Records for this exercise ::
========

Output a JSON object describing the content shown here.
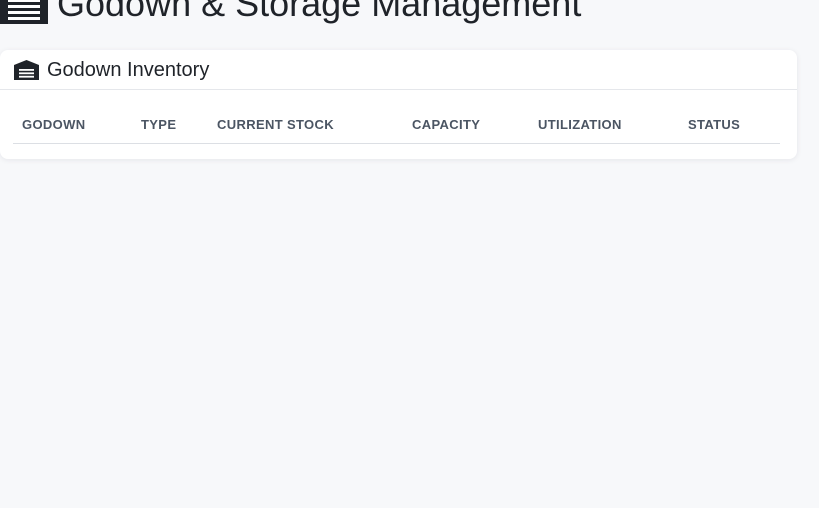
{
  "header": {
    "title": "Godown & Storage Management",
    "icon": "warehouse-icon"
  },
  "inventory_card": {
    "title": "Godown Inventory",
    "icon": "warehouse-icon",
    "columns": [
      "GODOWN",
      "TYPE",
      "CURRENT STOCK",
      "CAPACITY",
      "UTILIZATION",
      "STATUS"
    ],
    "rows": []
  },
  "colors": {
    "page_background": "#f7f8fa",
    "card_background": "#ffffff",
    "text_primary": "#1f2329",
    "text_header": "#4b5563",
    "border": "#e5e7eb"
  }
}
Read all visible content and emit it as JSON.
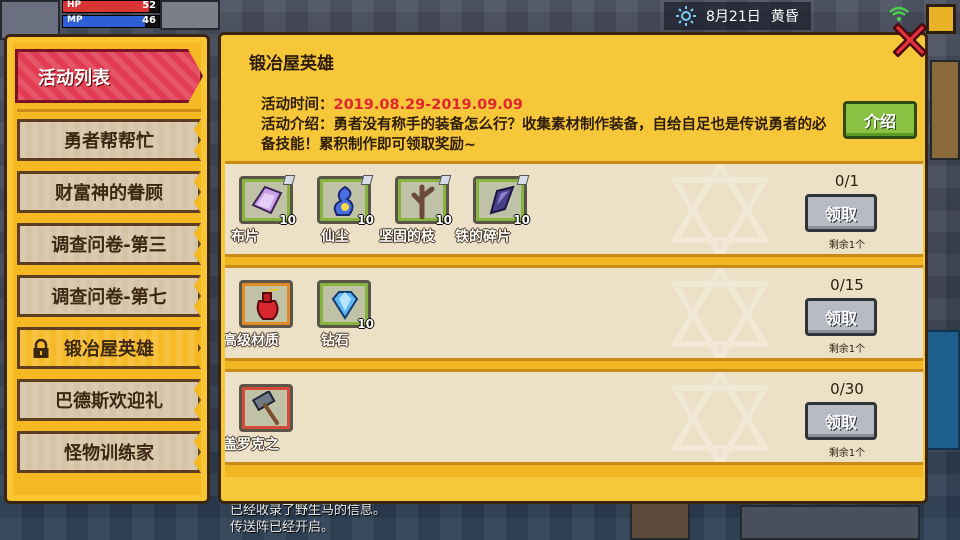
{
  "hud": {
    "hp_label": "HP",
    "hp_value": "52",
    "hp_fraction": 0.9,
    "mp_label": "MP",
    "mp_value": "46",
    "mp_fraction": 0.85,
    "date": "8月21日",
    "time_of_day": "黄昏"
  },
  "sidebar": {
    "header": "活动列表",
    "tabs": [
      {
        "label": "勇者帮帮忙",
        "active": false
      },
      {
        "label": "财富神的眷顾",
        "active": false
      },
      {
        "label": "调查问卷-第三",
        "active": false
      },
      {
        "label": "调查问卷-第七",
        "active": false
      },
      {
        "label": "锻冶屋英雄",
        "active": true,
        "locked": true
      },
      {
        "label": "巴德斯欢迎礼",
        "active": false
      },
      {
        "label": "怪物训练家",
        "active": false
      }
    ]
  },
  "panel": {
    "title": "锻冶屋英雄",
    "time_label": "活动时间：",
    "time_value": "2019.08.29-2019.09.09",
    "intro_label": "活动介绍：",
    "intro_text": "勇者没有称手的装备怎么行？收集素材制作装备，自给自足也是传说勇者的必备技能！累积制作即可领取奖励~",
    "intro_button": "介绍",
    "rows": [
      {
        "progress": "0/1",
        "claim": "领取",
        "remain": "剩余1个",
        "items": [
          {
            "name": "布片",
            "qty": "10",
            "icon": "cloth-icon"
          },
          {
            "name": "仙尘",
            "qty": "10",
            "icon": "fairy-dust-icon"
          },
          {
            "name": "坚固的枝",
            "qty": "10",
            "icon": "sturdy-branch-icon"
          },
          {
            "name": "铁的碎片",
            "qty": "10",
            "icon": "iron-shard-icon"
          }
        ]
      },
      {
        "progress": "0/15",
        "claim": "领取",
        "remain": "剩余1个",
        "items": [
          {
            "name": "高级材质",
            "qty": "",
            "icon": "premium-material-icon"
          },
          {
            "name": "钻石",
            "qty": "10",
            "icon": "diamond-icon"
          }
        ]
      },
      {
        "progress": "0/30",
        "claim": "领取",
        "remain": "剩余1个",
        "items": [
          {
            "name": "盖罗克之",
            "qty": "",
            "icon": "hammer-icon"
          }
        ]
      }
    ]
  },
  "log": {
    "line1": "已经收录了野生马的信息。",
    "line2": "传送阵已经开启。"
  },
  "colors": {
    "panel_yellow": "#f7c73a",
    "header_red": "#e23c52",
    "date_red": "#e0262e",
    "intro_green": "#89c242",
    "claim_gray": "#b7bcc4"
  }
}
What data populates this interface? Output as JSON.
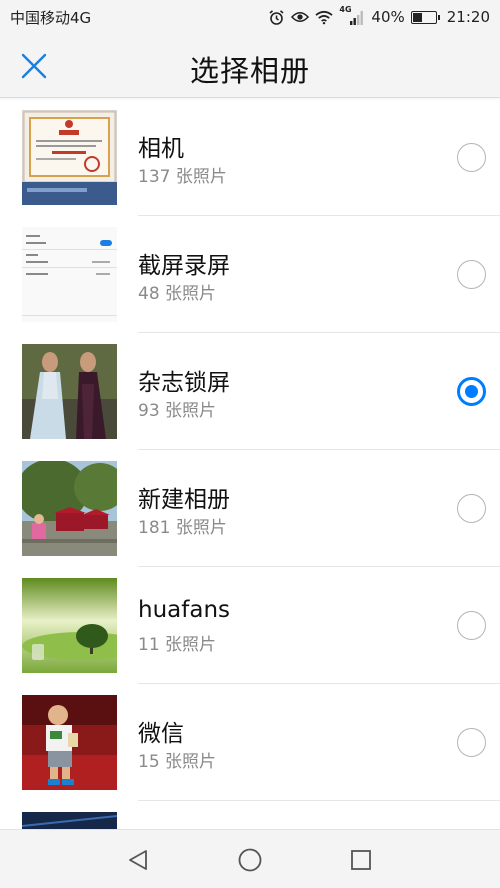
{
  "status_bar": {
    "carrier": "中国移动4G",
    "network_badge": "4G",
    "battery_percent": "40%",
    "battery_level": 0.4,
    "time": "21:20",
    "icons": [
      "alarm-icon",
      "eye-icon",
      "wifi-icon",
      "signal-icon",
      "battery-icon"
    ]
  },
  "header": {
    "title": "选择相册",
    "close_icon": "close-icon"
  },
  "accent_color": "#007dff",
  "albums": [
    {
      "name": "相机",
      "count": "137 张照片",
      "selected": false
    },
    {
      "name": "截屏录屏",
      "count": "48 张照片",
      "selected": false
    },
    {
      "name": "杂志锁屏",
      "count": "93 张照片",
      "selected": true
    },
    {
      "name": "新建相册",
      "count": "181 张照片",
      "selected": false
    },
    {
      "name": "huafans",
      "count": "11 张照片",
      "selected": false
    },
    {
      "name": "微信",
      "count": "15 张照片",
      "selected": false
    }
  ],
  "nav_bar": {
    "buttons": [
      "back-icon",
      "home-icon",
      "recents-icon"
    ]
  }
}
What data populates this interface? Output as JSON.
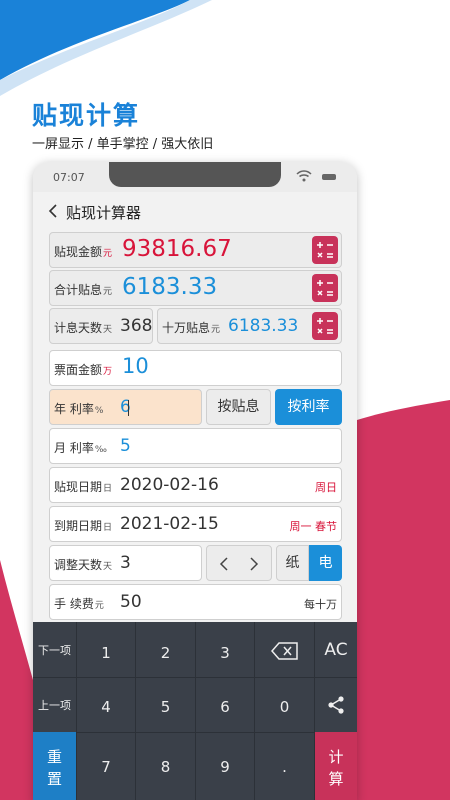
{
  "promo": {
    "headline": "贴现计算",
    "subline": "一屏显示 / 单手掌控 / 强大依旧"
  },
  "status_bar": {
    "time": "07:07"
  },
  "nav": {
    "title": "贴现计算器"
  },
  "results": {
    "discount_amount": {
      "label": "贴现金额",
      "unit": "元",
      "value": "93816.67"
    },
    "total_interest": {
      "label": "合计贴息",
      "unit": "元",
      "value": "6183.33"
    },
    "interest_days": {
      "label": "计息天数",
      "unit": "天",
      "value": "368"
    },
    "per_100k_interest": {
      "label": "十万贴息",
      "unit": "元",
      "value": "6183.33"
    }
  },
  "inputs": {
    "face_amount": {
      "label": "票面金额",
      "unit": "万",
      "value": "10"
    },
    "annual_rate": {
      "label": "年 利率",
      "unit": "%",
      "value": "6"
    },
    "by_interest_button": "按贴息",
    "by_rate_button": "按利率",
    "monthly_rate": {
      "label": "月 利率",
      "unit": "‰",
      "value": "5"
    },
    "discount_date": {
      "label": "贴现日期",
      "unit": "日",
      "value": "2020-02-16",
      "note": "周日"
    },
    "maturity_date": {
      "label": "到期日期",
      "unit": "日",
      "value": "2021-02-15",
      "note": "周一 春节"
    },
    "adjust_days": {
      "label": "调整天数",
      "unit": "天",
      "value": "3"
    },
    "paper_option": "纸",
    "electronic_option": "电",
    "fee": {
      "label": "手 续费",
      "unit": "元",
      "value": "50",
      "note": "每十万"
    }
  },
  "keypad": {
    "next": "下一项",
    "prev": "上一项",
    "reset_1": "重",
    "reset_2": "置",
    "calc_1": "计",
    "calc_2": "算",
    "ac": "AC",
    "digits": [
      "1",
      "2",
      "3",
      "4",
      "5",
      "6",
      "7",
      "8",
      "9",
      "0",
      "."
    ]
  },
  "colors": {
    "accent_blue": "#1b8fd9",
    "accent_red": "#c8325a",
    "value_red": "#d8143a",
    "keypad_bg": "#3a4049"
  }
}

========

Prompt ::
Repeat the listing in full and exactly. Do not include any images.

Response ::
Output a JSON object describing the content shown here.
{
  "header": {
    "title": "Godown & Storage Management",
    "icon": "warehouse-icon"
  },
  "inventory_card": {
    "title": "Godown Inventory",
    "icon": "warehouse-icon",
    "columns": [
      "GODOWN",
      "TYPE",
      "CURRENT STOCK",
      "CAPACITY",
      "UTILIZATION",
      "STATUS"
    ],
    "rows": []
  },
  "colors": {
    "page_background": "#f7f8fa",
    "card_background": "#ffffff",
    "text_primary": "#1f2329",
    "text_header": "#4b5563",
    "border": "#e5e7eb"
  }
}
Read all visible content and emit it as JSON.
{
  "hud": {
    "hp_label": "HP",
    "hp_value": "52",
    "hp_fraction": 0.9,
    "mp_label": "MP",
    "mp_value": "46",
    "mp_fraction": 0.85,
    "date": "8月21日",
    "time_of_day": "黄昏"
  },
  "sidebar": {
    "header": "活动列表",
    "tabs": [
      {
        "label": "勇者帮帮忙",
        "active": false
      },
      {
        "label": "财富神的眷顾",
        "active": false
      },
      {
        "label": "调查问卷-第三",
        "active": false
      },
      {
        "label": "调查问卷-第七",
        "active": false
      },
      {
        "label": "锻冶屋英雄",
        "active": true,
        "locked": true
      },
      {
        "label": "巴德斯欢迎礼",
        "active": false
      },
      {
        "label": "怪物训练家",
        "active": false
      }
    ]
  },
  "panel": {
    "title": "锻冶屋英雄",
    "time_label": "活动时间：",
    "time_value": "2019.08.29-2019.09.09",
    "intro_label": "活动介绍：",
    "intro_text": "勇者没有称手的装备怎么行？收集素材制作装备，自给自足也是传说勇者的必备技能！累积制作即可领取奖励~",
    "intro_button": "介绍",
    "rows": [
      {
        "progress": "0/1",
        "claim": "领取",
        "remain": "剩余1个",
        "items": [
          {
            "name": "布片",
            "qty": "10",
            "icon": "cloth-icon"
          },
          {
            "name": "仙尘",
            "qty": "10",
            "icon": "fairy-dust-icon"
          },
          {
            "name": "坚固的枝",
            "qty": "10",
            "icon": "sturdy-branch-icon"
          },
          {
            "name": "铁的碎片",
            "qty": "10",
            "icon": "iron-shard-icon"
          }
        ]
      },
      {
        "progress": "0/15",
        "claim": "领取",
        "remain": "剩余1个",
        "items": [
          {
            "name": "高级材质",
            "qty": "",
            "icon": "premium-material-icon"
          },
          {
            "name": "钻石",
            "qty": "10",
            "icon": "diamond-icon"
          }
        ]
      },
      {
        "progress": "0/30",
        "claim": "领取",
        "remain": "剩余1个",
        "items": [
          {
            "name": "盖罗克之",
            "qty": "",
            "icon": "hammer-icon"
          }
        ]
      }
    ]
  },
  "log": {
    "line1": "已经收录了野生马的信息。",
    "line2": "传送阵已经开启。"
  },
  "colors": {
    "panel_yellow": "#f7c73a",
    "header_red": "#e23c52",
    "date_red": "#e0262e",
    "intro_green": "#89c242",
    "claim_gray": "#b7bcc4"
  }
}
What data populates this interface? Output as JSON.
{
  "status_bar": {
    "carrier": "中国移动4G",
    "network_badge": "4G",
    "battery_percent": "40%",
    "battery_level": 0.4,
    "time": "21:20",
    "icons": [
      "alarm-icon",
      "eye-icon",
      "wifi-icon",
      "signal-icon",
      "battery-icon"
    ]
  },
  "header": {
    "title": "选择相册",
    "close_icon": "close-icon"
  },
  "accent_color": "#007dff",
  "albums": [
    {
      "name": "相机",
      "count": "137 张照片",
      "selected": false
    },
    {
      "name": "截屏录屏",
      "count": "48 张照片",
      "selected": false
    },
    {
      "name": "杂志锁屏",
      "count": "93 张照片",
      "selected": true
    },
    {
      "name": "新建相册",
      "count": "181 张照片",
      "selected": false
    },
    {
      "name": "huafans",
      "count": "11 张照片",
      "selected": false
    },
    {
      "name": "微信",
      "count": "15 张照片",
      "selected": false
    }
  ],
  "nav_bar": {
    "buttons": [
      "back-icon",
      "home-icon",
      "recents-icon"
    ]
  }
}
What data populates this interface? Output as JSON.
{
  "promo": {
    "headline": "贴现计算",
    "subline": "一屏显示 / 单手掌控 / 强大依旧"
  },
  "status_bar": {
    "time": "07:07"
  },
  "nav": {
    "title": "贴现计算器"
  },
  "results": {
    "discount_amount": {
      "label": "贴现金额",
      "unit": "元",
      "value": "93816.67"
    },
    "total_interest": {
      "label": "合计贴息",
      "unit": "元",
      "value": "6183.33"
    },
    "interest_days": {
      "label": "计息天数",
      "unit": "天",
      "value": "368"
    },
    "per_100k_interest": {
      "label": "十万贴息",
      "unit": "元",
      "value": "6183.33"
    }
  },
  "inputs": {
    "face_amount": {
      "label": "票面金额",
      "unit": "万",
      "value": "10"
    },
    "annual_rate": {
      "label": "年 利率",
      "unit": "%",
      "value": "6"
    },
    "by_interest_button": "按贴息",
    "by_rate_button": "按利率",
    "monthly_rate": {
      "label": "月 利率",
      "unit": "‰",
      "value": "5"
    },
    "discount_date": {
      "label": "贴现日期",
      "unit": "日",
      "value": "2020-02-16",
      "note": "周日"
    },
    "maturity_date": {
      "label": "到期日期",
      "unit": "日",
      "value": "2021-02-15",
      "note": "周一 春节"
    },
    "adjust_days": {
      "label": "调整天数",
      "unit": "天",
      "value": "3"
    },
    "paper_option": "纸",
    "electronic_option": "电",
    "fee": {
      "label": "手 续费",
      "unit": "元",
      "value": "50",
      "note": "每十万"
    }
  },
  "keypad": {
    "next": "下一项",
    "prev": "上一项",
    "reset_1": "重",
    "reset_2": "置",
    "calc_1": "计",
    "calc_2": "算",
    "ac": "AC",
    "digits": [
      "1",
      "2",
      "3",
      "4",
      "5",
      "6",
      "7",
      "8",
      "9",
      "0",
      "."
    ]
  },
  "colors": {
    "accent_blue": "#1b8fd9",
    "accent_red": "#c8325a",
    "value_red": "#d8143a",
    "keypad_bg": "#3a4049"
  }
}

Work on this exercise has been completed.